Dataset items
_ _ _ _ _
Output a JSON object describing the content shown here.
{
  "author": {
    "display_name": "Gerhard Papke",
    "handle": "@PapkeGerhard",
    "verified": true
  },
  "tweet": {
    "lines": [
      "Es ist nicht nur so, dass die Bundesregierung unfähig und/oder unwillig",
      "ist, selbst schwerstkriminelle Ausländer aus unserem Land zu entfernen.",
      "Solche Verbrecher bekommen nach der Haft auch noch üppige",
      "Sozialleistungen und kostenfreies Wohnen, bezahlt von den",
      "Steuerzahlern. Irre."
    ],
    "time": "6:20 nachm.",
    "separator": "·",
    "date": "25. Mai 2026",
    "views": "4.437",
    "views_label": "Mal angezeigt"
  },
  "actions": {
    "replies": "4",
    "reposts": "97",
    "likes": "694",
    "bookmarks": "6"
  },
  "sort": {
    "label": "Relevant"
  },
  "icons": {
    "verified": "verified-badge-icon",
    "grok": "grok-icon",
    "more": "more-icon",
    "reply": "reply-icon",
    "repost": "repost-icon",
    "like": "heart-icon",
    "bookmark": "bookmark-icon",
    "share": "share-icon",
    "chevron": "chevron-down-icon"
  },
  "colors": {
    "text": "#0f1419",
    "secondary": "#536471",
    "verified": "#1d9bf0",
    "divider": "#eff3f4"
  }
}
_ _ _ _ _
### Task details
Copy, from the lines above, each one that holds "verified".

### Answer for the task
    "verified": true
    "verified": "verified-badge-icon",
    "verified": "#1d9bf0",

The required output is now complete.